This one’s a wee bit blurry–my apologies! Snapped it on the fly and didn’t realize until I went to upload it that it wasn’t perfectly clear. But it is good enough to give you an idea of what I’m recommending.
*Mary Lovell’s A SCANDALOUS LIFE. Thorough and detailed biography of Jane Digby, the Englishwoman who left a string of noble European husbands and lovers in her wake. She finally married a Bedouin sheikh and adopted the customs of his culture, dividing her time between Damascus and the desert around Palmyra. One of history’s most fascinating women, in my opinion.
*EXPAT: WOMEN’S TRUE TALES OF LIFE ABROAD. Ed. by Christina Henry de Tessan. Profiling modern women who have chosen to live in truly exotic settings, this one is not about the early explorers who inspired Veronica but about the spirit of the kind of woman who chooses an unconventional life.
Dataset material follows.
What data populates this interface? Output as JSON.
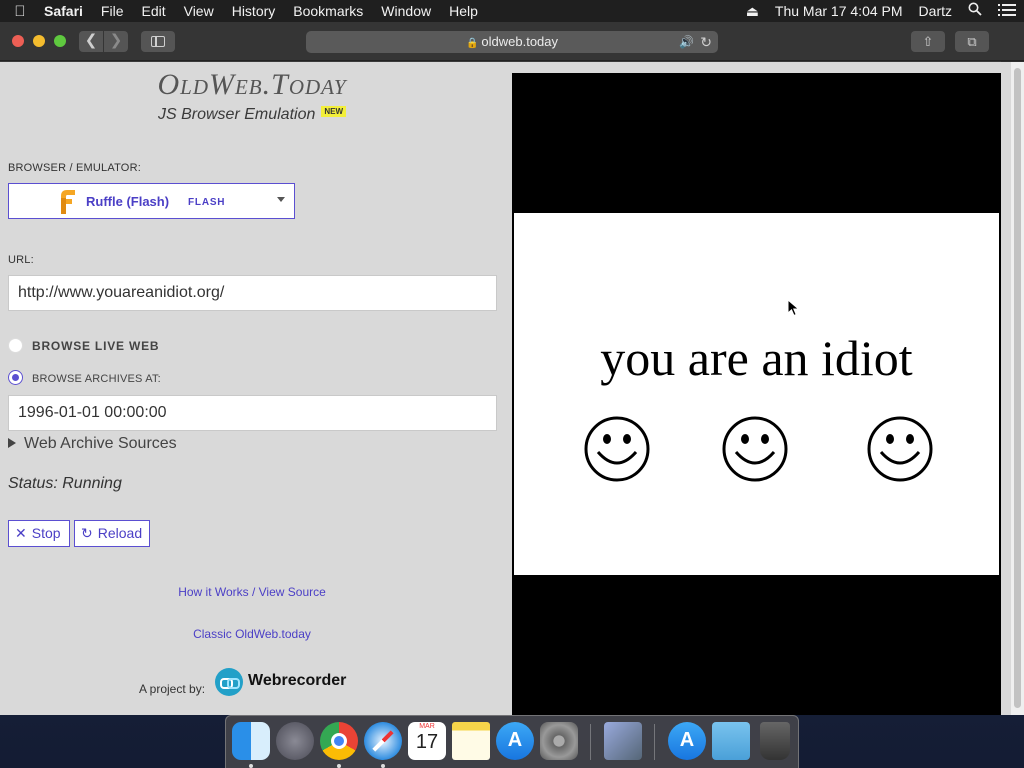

*LIVING WITH CANNIBALS by Michelle Slung. Tales of early and modern travelers taken from the National Geographic Society’s first-person accounts.
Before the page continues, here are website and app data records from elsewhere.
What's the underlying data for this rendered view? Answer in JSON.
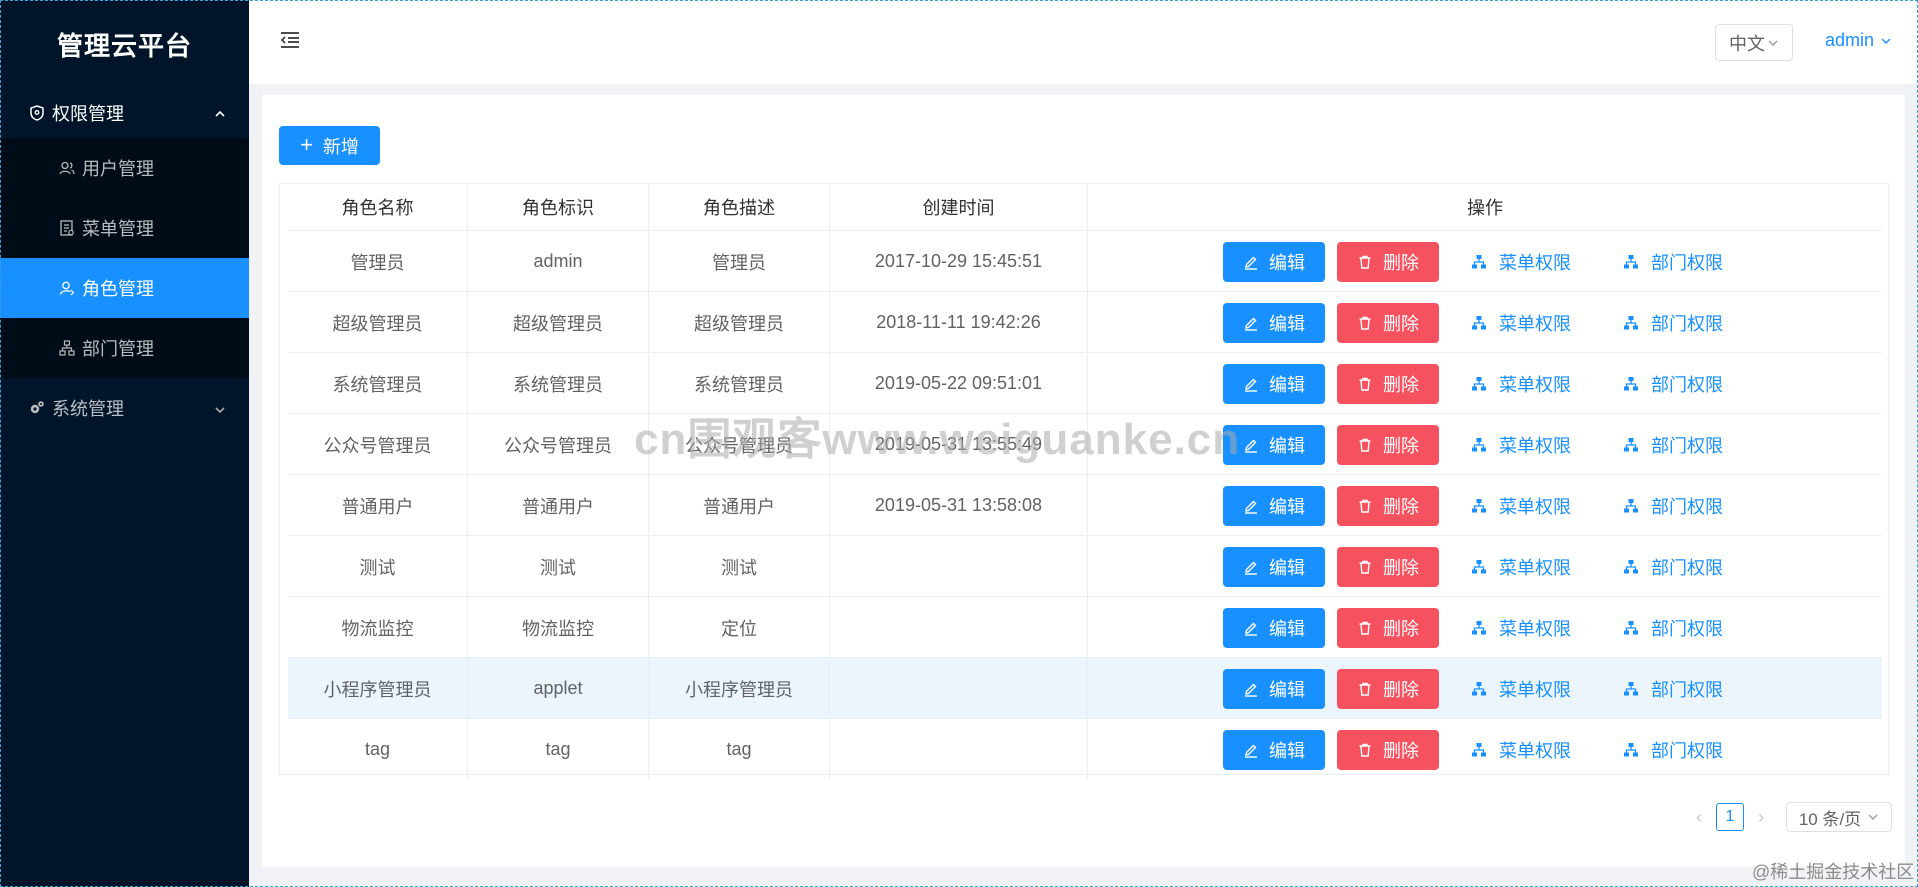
{
  "app": {
    "title": "管理云平台"
  },
  "sidebar": {
    "groups": [
      {
        "label": "权限管理",
        "icon": "shield-icon",
        "expanded": true,
        "items": [
          {
            "label": "用户管理",
            "icon": "user-icon"
          },
          {
            "label": "菜单管理",
            "icon": "menu-doc-icon"
          },
          {
            "label": "角色管理",
            "icon": "role-icon",
            "active": true
          },
          {
            "label": "部门管理",
            "icon": "org-icon"
          }
        ]
      },
      {
        "label": "系统管理",
        "icon": "cogs-icon",
        "expanded": false
      }
    ]
  },
  "header": {
    "lang": "中文",
    "user": "admin"
  },
  "toolbar": {
    "add_label": "新增"
  },
  "table": {
    "columns": [
      "角色名称",
      "角色标识",
      "角色描述",
      "创建时间",
      "操作"
    ],
    "rows": [
      {
        "name": "管理员",
        "key": "admin",
        "desc": "管理员",
        "time": "2017-10-29 15:45:51"
      },
      {
        "name": "超级管理员",
        "key": "超级管理员",
        "desc": "超级管理员",
        "time": "2018-11-11 19:42:26"
      },
      {
        "name": "系统管理员",
        "key": "系统管理员",
        "desc": "系统管理员",
        "time": "2019-05-22 09:51:01"
      },
      {
        "name": "公众号管理员",
        "key": "公众号管理员",
        "desc": "公众号管理员",
        "time": "2019-05-31 13:55:49"
      },
      {
        "name": "普通用户",
        "key": "普通用户",
        "desc": "普通用户",
        "time": "2019-05-31 13:58:08"
      },
      {
        "name": "测试",
        "key": "测试",
        "desc": "测试",
        "time": ""
      },
      {
        "name": "物流监控",
        "key": "物流监控",
        "desc": "定位",
        "time": ""
      },
      {
        "name": "小程序管理员",
        "key": "applet",
        "desc": "小程序管理员",
        "time": "",
        "highlighted": true
      },
      {
        "name": "tag",
        "key": "tag",
        "desc": "tag",
        "time": ""
      }
    ],
    "actions": {
      "edit": "编辑",
      "delete": "删除",
      "menu_perm": "菜单权限",
      "dept_perm": "部门权限"
    }
  },
  "pagination": {
    "current": "1",
    "page_size": "10 条/页"
  },
  "overlays": {
    "watermark": "cn围观客www.weiguanke.cn",
    "corner": "@稀土掘金技术社区"
  },
  "colors": {
    "primary": "#1890ff",
    "danger": "#f5515f",
    "sidebar": "#001529",
    "submenu": "#000c17"
  }
}
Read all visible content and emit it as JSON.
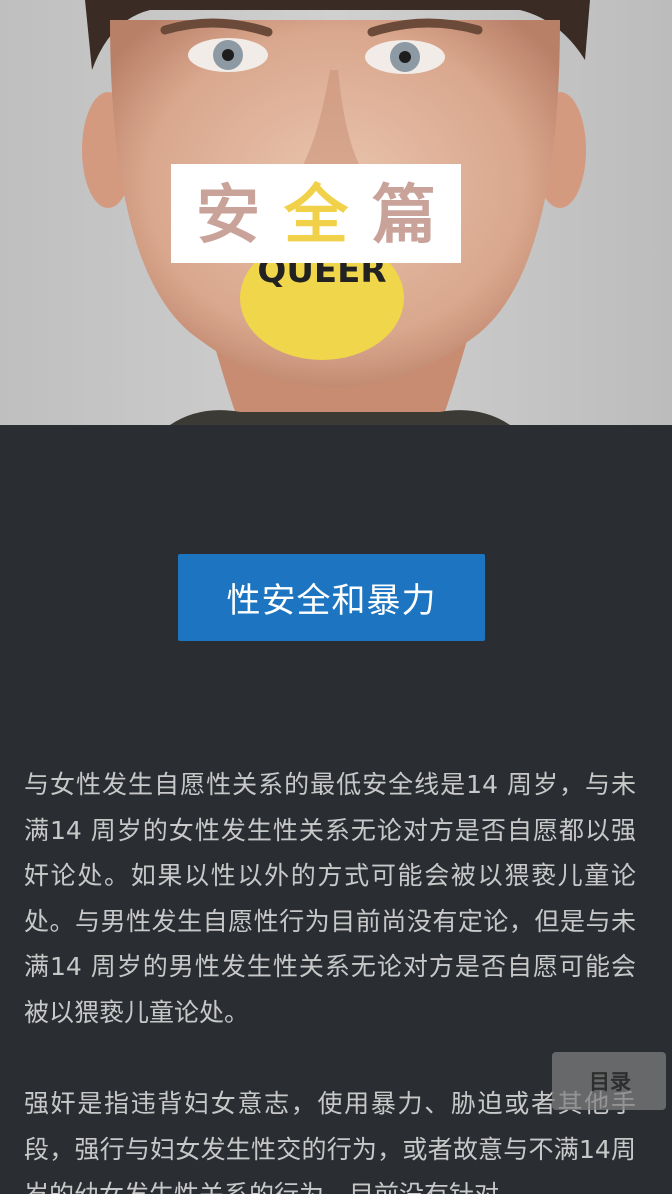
{
  "hero": {
    "title_chars": [
      "安",
      "全",
      "篇"
    ],
    "sticker_text": "QUEER"
  },
  "section": {
    "button_label": "性安全和暴力"
  },
  "article": {
    "paragraphs": [
      "与女性发生自愿性关系的最低安全线是14 周岁，与未满14 周岁的女性发生性关系无论对方是否自愿都以强奸论处。如果以性以外的方式可能会被以猥亵儿童论处。与男性发生自愿性行为目前尚没有定论，但是与未满14 周岁的男性发生性关系无论对方是否自愿可能会被以猥亵儿童论处。",
      "强奸是指违背妇女意志，使用暴力、胁迫或者其他手段，强行与妇女发生性交的行为，或者故意与不满14周岁的幼女发生性关系的行为。目前没有针对"
    ]
  },
  "toc": {
    "label": "目录"
  },
  "colors": {
    "page_background": "#2a2e33",
    "accent_button": "#1d74c0",
    "body_text": "#c8c8c8",
    "sticker_yellow": "#f0d64a"
  }
}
*Vicki Croke’s THE LADY AND THE PANDA. This is one of my favorite nonfiction books EVER. It details the attempt by socialite and designer Ruth Harkness to travel to the most remote parts of China to bring the very first panda to the Western world. It reads like a novel and WHY no one has made this into a film yet beggars belief.
*Jane Fletcher Geniesse’s PASSIONATE NOMAD: THE LIFE OF FREYA STARK. Good biographical introduction to Freya Stark for those who might not be familiar with her story. She has always struck me as someone who would be incredibly tiresome to know, but her story makes for fascinating reading.
*UNSUITABLE FOR LADIES, THEY WENT WHISTLING, WAYWARD WOMEN. You can’t go wrong with any of these. WHISTLING is Barbara Holland’s account of women who have gone largely unremarked upon by history–women who nonetheless made their mark. The other two are both by Jane Robinson and are good introductions to women whose lives you might like to read about in greater depth elsewhere.